DATA SECTION: Begin

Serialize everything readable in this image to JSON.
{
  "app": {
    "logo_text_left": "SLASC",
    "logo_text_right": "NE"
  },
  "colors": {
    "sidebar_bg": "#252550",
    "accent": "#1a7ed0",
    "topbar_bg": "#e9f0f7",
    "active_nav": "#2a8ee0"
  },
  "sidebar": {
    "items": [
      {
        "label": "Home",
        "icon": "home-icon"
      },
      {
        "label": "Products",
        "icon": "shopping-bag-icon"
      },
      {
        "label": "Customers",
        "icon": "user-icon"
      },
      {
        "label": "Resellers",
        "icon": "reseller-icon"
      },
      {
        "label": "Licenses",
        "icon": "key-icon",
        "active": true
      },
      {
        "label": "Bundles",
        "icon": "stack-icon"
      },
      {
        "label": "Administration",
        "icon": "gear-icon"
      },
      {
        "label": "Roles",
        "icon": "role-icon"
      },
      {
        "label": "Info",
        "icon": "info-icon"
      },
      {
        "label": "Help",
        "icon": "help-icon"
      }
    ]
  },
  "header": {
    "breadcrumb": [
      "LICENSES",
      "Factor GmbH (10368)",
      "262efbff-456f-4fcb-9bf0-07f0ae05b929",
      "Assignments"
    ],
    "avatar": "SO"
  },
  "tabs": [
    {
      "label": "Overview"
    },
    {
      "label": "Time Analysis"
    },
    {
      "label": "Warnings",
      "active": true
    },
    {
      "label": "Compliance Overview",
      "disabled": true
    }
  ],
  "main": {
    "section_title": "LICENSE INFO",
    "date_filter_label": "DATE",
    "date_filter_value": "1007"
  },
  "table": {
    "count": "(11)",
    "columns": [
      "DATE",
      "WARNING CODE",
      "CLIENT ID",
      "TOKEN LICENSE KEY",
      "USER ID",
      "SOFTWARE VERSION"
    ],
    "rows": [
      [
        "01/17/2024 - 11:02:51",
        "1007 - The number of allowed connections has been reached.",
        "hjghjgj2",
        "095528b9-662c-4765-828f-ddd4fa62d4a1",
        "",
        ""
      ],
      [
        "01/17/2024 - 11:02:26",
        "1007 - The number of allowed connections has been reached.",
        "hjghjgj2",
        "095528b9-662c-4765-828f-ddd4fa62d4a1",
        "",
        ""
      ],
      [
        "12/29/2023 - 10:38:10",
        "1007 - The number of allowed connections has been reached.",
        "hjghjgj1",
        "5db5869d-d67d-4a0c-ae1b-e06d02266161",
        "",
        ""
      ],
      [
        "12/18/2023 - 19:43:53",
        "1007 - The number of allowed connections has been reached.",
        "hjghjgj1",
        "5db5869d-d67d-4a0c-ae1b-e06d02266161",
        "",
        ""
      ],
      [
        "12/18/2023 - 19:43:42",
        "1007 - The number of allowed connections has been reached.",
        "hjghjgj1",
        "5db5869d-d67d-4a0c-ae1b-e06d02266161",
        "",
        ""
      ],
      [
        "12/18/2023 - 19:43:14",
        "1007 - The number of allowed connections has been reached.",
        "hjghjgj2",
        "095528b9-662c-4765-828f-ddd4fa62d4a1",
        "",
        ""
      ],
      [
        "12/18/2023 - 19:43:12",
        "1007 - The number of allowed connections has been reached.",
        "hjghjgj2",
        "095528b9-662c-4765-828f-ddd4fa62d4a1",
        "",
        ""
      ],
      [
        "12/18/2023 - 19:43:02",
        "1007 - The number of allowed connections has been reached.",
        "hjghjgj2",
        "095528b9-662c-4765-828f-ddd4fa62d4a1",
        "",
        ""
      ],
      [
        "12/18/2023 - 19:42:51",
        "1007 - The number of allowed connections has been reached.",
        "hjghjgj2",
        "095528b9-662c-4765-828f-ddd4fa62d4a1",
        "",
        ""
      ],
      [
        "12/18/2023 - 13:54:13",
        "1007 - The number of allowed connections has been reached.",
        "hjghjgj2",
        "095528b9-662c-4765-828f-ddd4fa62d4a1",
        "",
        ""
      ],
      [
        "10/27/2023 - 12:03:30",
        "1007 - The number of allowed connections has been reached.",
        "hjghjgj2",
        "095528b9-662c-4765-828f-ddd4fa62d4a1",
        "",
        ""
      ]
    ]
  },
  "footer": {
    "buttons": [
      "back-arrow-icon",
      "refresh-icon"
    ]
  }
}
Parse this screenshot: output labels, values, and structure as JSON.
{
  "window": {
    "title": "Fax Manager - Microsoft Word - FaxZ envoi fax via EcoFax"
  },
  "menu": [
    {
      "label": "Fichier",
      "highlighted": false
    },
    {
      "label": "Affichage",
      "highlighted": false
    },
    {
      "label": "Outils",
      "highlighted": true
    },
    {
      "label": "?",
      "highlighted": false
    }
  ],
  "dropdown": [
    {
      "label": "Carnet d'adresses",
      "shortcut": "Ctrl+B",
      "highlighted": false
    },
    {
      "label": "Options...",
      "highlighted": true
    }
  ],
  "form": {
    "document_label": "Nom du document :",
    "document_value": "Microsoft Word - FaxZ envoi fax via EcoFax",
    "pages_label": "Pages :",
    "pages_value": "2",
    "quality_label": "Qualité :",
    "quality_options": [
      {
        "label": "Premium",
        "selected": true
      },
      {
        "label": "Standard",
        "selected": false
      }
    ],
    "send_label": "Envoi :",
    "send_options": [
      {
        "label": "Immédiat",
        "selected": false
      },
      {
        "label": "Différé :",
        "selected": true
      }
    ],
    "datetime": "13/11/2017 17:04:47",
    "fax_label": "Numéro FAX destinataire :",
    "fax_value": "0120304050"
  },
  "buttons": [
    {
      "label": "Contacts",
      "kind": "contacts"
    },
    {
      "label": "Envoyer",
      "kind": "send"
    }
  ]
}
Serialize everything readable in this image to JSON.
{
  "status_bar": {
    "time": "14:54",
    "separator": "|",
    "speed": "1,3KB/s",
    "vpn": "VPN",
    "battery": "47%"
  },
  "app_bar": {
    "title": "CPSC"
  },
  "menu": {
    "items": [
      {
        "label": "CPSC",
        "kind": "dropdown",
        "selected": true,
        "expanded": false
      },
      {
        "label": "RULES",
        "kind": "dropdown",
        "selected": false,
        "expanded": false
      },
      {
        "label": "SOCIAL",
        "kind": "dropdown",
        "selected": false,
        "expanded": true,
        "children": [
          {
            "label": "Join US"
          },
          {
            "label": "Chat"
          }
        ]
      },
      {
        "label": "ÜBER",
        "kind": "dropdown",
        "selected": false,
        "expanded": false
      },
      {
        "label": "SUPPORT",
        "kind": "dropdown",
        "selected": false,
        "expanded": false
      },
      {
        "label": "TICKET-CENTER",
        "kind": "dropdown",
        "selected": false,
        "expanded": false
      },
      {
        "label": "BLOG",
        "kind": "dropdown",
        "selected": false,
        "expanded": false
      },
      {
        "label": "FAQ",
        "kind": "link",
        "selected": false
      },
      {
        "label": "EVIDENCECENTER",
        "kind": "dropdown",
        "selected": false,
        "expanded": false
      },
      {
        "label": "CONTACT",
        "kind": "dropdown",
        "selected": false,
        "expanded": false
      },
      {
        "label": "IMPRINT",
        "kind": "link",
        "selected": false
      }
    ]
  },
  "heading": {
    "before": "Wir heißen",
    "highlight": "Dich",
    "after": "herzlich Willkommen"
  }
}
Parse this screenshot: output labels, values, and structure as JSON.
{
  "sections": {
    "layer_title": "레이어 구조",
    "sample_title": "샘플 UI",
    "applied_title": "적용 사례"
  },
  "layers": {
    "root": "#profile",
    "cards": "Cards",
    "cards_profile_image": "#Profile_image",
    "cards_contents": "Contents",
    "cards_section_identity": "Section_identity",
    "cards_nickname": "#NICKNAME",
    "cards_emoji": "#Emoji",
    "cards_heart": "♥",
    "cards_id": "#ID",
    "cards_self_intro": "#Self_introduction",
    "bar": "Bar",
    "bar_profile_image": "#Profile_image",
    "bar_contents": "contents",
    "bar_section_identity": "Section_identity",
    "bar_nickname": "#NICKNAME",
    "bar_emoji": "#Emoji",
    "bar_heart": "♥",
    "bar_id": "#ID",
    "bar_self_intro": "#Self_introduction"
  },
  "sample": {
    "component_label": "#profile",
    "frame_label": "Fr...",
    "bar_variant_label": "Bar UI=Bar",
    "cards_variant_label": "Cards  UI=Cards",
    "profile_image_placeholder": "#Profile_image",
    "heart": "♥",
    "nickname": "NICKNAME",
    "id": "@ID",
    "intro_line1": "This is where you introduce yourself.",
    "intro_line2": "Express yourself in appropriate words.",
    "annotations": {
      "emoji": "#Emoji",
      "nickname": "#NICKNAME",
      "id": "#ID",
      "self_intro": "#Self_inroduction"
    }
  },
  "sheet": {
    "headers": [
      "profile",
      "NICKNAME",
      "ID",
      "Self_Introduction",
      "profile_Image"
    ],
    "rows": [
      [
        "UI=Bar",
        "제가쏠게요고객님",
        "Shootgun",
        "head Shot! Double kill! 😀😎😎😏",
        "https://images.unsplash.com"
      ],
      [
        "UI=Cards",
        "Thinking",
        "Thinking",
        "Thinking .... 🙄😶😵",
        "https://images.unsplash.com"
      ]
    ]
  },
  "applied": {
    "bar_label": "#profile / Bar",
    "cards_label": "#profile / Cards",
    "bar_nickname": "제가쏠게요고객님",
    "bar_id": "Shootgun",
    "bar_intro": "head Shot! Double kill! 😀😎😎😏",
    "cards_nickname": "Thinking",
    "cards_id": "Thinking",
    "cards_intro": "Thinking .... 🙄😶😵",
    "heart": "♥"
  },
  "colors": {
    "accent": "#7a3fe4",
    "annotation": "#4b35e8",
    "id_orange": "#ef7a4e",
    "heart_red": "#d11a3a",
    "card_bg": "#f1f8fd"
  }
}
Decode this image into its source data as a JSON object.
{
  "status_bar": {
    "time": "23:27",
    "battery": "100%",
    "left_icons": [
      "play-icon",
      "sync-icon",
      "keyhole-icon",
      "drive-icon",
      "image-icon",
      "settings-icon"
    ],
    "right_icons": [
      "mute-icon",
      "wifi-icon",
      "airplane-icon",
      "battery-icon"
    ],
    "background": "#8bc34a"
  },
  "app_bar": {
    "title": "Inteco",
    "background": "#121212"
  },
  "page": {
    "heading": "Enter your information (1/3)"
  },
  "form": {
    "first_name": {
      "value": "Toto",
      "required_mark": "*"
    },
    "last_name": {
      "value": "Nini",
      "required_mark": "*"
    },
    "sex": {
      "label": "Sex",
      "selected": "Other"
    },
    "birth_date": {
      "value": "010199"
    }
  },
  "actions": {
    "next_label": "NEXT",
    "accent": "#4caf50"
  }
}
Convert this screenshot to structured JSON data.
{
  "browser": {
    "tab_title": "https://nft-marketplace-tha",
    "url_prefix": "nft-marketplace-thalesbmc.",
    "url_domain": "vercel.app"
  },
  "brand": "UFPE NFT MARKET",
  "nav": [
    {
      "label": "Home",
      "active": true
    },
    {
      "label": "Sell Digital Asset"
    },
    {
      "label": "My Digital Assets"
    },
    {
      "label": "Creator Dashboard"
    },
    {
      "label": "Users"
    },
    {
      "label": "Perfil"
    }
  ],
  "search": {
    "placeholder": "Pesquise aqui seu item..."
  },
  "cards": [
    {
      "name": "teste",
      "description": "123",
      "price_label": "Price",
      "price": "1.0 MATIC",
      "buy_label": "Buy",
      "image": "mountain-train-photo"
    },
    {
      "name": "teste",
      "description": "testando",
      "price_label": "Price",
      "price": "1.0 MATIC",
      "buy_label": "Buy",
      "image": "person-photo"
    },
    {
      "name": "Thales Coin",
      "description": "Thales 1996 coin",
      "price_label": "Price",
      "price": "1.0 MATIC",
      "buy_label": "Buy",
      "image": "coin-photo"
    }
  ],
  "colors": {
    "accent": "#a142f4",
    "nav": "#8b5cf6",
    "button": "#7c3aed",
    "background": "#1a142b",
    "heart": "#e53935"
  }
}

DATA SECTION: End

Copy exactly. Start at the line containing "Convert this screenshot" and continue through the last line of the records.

§ **OUTPUT BELOW**:
Convert this screenshot to structured JSON data.
{
  "browser": {
    "tab_title": "https://nft-marketplace-tha",
    "url_prefix": "nft-marketplace-thalesbmc.",
    "url_domain": "vercel.app"
  },
  "brand": "UFPE NFT MARKET",
  "nav": [
    {
      "label": "Home",
      "active": true
    },
    {
      "label": "Sell Digital Asset"
    },
    {
      "label": "My Digital Assets"
    },
    {
      "label": "Creator Dashboard"
    },
    {
      "label": "Users"
    },
    {
      "label": "Perfil"
    }
  ],
  "search": {
    "placeholder": "Pesquise aqui seu item..."
  },
  "cards": [
    {
      "name": "teste",
      "description": "123",
      "price_label": "Price",
      "price": "1.0 MATIC",
      "buy_label": "Buy",
      "image": "mountain-train-photo"
    },
    {
      "name": "teste",
      "description": "testando",
      "price_label": "Price",
      "price": "1.0 MATIC",
      "buy_label": "Buy",
      "image": "person-photo"
    },
    {
      "name": "Thales Coin",
      "description": "Thales 1996 coin",
      "price_label": "Price",
      "price": "1.0 MATIC",
      "buy_label": "Buy",
      "image": "coin-photo"
    }
  ],
  "colors": {
    "accent": "#a142f4",
    "nav": "#8b5cf6",
    "button": "#7c3aed",
    "background": "#1a142b",
    "heart": "#e53935"
  }
}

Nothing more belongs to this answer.